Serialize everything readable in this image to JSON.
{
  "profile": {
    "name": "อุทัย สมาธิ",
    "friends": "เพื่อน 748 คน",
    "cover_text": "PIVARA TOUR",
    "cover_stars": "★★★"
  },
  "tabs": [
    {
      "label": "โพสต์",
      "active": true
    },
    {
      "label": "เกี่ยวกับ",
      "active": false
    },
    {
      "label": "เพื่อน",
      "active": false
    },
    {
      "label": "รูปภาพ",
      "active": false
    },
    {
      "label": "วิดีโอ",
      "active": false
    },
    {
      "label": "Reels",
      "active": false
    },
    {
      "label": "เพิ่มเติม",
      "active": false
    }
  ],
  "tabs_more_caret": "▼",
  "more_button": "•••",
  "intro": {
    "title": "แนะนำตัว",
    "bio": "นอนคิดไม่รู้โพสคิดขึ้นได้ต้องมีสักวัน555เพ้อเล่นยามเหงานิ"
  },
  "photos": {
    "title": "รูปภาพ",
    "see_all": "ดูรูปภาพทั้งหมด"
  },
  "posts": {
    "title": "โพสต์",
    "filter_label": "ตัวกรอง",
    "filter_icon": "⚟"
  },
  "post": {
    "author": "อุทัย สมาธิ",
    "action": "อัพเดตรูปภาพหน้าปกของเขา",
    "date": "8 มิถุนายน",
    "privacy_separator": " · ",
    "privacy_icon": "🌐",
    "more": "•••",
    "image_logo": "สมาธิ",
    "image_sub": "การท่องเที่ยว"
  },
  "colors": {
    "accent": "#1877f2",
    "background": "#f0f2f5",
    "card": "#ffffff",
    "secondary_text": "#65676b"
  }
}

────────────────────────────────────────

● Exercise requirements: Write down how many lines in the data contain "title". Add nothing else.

● Answer to the exercise: 3